Former Springboks head coach Ian McIntosh has argued that Rassie Erasmus should be “commended” for his hour-long video critique of referee Nic Berry.
South Africa’s director of rugby Erasmus will soon face a World Rugby disciplinary hearing for the video which was publicised on Vimeo, which criticised the officiating performance from the first test against the British and Irish Lions.
The video, which World Rugby has said breached their regulations, has been described as a necessary critique by McIntosh in an interview with IOL, as he believes it may force the sport’s administrators revise the laws of the game.
Cheslin is obviously played in the air and clearly not direct into touch!!More importantly for youngsters watching this clip!!!! Please never move or touch an injured player on the ground, its reckless and dangerous! Leave this to the 🏥 🙏🏼@WorldRugby @Springboks @lionsofficial pic.twitter.com/lEcp5L4PBf
— Rassie Erasmus (@RassieRugby) July 26, 2021
Ian McIntosh on rugby becoming too complicated.

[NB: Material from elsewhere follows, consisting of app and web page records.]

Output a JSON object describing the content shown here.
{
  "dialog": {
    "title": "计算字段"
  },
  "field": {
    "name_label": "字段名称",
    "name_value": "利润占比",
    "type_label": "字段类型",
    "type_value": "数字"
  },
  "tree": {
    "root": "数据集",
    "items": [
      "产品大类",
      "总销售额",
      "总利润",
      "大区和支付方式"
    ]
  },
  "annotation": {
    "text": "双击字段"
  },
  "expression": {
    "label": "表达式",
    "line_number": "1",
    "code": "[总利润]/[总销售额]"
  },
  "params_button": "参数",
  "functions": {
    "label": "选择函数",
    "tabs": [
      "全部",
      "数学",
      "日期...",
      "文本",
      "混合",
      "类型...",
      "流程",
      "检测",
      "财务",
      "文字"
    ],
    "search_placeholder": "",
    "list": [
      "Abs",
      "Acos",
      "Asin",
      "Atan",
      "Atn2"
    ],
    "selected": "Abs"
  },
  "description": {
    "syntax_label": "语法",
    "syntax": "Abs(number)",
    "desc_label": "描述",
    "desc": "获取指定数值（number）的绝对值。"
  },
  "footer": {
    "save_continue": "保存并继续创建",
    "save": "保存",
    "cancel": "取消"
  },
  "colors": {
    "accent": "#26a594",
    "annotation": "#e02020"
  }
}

“It is not for me to say whether Rassie used the correct channels but I do feel that something had to be done to gain the attention of the officials because the game has become far too complicated and a stop-start affair,” McIntosh said.

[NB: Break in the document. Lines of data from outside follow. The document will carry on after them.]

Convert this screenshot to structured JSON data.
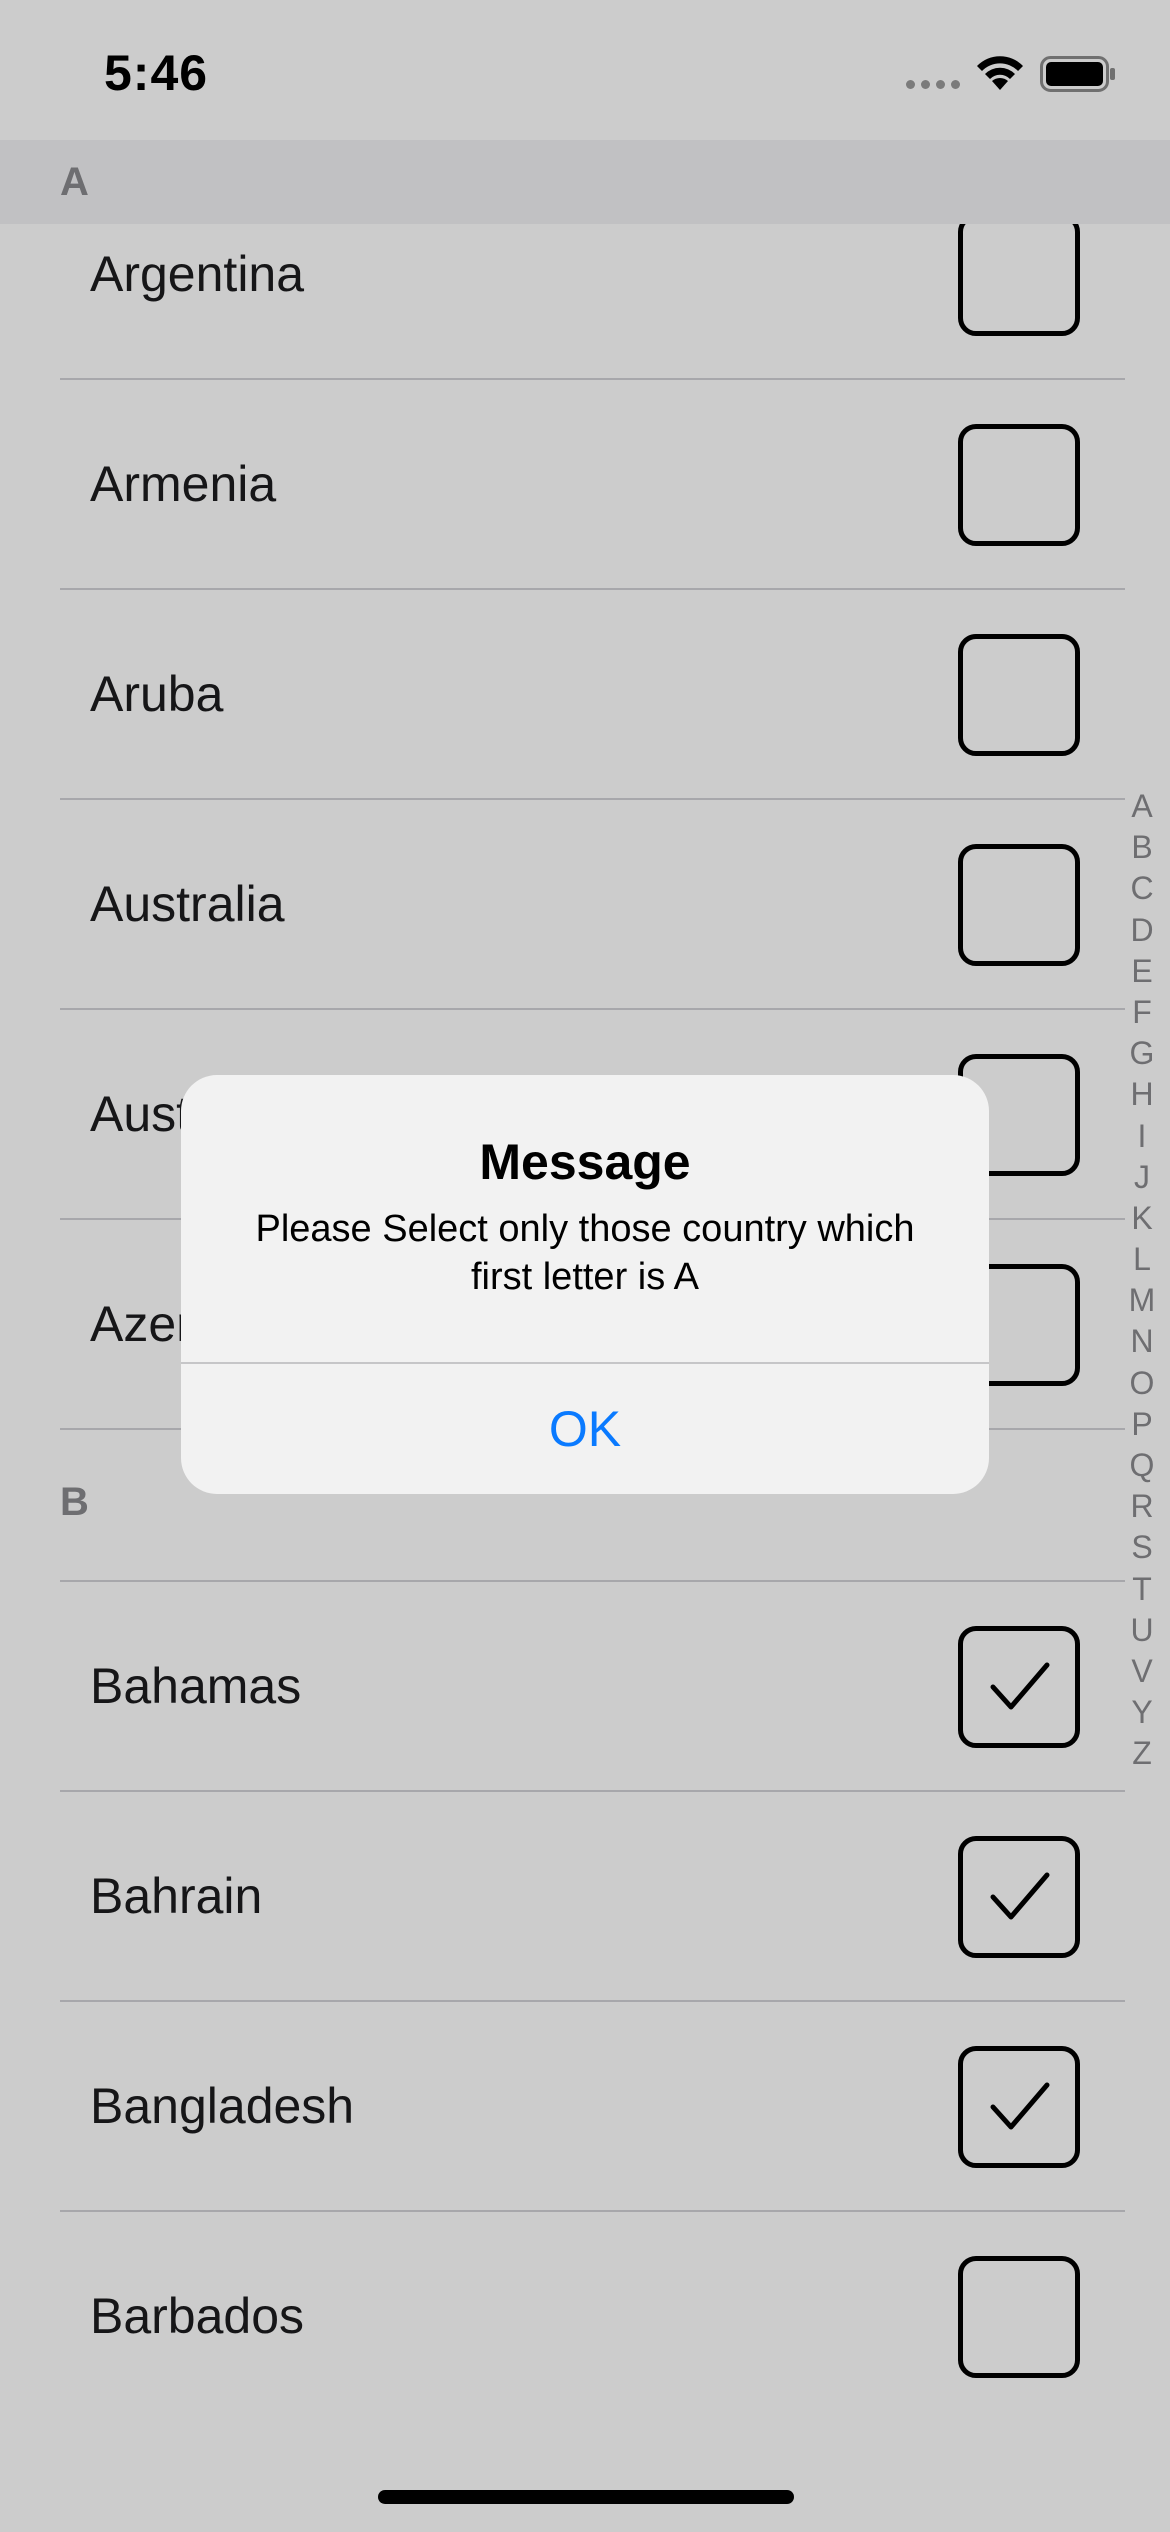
{
  "status_bar": {
    "time": "5:46"
  },
  "sections": [
    {
      "letter": "A",
      "rows": [
        {
          "label": "Argentina",
          "checked": false
        },
        {
          "label": "Armenia",
          "checked": false
        },
        {
          "label": "Aruba",
          "checked": false
        },
        {
          "label": "Australia",
          "checked": false
        },
        {
          "label": "Austria",
          "checked": false
        },
        {
          "label": "Azerbaijan",
          "checked": false
        }
      ]
    },
    {
      "letter": "B",
      "rows": [
        {
          "label": "Bahamas",
          "checked": true
        },
        {
          "label": "Bahrain",
          "checked": true
        },
        {
          "label": "Bangladesh",
          "checked": true
        },
        {
          "label": "Barbados",
          "checked": false
        }
      ]
    }
  ],
  "index_letters": [
    "A",
    "B",
    "C",
    "D",
    "E",
    "F",
    "G",
    "H",
    "I",
    "J",
    "K",
    "L",
    "M",
    "N",
    "O",
    "P",
    "Q",
    "R",
    "S",
    "T",
    "U",
    "V",
    "Y",
    "Z"
  ],
  "alert": {
    "title": "Message",
    "message": "Please Select only those country which first letter is A",
    "ok_label": "OK"
  },
  "colors": {
    "accent": "#0a7aff",
    "section_header_text": "#8a8a8e",
    "separator": "#d1d1d6"
  }
}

“It has been spoilt for players, coaches and the spectators. The game has become over-officiated because of too many ‘provisions’ being added each year to the laws.
“Instead of World Rugby disciplining Rassie, he should be commended and a committee established to revise the laws which are too many, contradictory, and in some cases, nonsensical.

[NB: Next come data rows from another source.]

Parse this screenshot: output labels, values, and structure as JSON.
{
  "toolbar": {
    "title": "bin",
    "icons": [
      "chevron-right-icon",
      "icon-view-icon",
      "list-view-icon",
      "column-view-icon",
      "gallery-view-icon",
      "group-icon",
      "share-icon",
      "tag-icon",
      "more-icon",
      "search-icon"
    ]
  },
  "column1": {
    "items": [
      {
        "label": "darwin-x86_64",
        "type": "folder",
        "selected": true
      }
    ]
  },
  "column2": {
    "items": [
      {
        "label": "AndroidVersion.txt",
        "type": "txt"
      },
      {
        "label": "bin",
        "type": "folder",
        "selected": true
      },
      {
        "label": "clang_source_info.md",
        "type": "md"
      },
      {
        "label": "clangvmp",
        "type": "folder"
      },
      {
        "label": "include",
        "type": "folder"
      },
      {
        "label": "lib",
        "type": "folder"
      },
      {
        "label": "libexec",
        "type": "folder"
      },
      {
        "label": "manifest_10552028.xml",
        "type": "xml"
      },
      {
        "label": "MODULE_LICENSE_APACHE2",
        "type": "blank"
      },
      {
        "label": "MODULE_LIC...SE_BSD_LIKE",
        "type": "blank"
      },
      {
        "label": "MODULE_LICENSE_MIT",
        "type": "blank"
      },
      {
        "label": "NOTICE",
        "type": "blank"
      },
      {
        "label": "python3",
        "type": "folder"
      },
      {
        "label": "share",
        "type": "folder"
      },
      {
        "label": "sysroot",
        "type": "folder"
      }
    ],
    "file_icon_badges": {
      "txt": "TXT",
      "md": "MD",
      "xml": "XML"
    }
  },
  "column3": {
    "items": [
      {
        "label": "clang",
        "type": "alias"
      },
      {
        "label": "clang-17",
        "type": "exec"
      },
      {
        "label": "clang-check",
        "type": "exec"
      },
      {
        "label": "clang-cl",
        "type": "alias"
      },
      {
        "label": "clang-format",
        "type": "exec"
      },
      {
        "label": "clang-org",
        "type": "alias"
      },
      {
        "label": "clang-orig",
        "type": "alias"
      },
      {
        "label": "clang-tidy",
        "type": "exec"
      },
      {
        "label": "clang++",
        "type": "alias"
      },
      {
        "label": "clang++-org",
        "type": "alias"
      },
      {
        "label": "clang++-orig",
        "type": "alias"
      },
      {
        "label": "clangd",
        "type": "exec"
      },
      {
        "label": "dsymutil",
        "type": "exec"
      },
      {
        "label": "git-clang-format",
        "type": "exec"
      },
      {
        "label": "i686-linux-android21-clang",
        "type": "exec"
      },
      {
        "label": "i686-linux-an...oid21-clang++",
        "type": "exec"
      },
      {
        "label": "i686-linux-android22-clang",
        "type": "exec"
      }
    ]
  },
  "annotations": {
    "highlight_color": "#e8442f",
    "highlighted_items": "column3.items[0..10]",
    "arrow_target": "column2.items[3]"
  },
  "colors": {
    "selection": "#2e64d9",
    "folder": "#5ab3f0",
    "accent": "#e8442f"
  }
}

“Can someone respectfully inform World Rugby that the laws were intended to keep the game flowing, not stop it, and that the referee should become number 31 on the field again and not number one?”
Rassie Erasmus could face severe punishments.
While McIntosh has argued that Erasmus should be commended for the video he made, it is far more likely that he will be punished by World Rugby.
Under World Rugby’s regulation 18, Erasmus could face several kinds of punishment for misconduct. On the lower end of the scale, the Springboks director of rugby could be simply warned over his behaviour or made to pay a fine.
On the higher end of the scale, Erasmus could be suspended from attending a certain number of matches, suspended from being involved in the game in any way or even have the Springbok’s win over the Lions’ cancelled.
The cancellation of any match results is highly unlikely, but it is entirely possible that Erasmus, who often acts as the Springboks‘ water carrier, will be prevented from attending several of South Africa’s upcoming matches.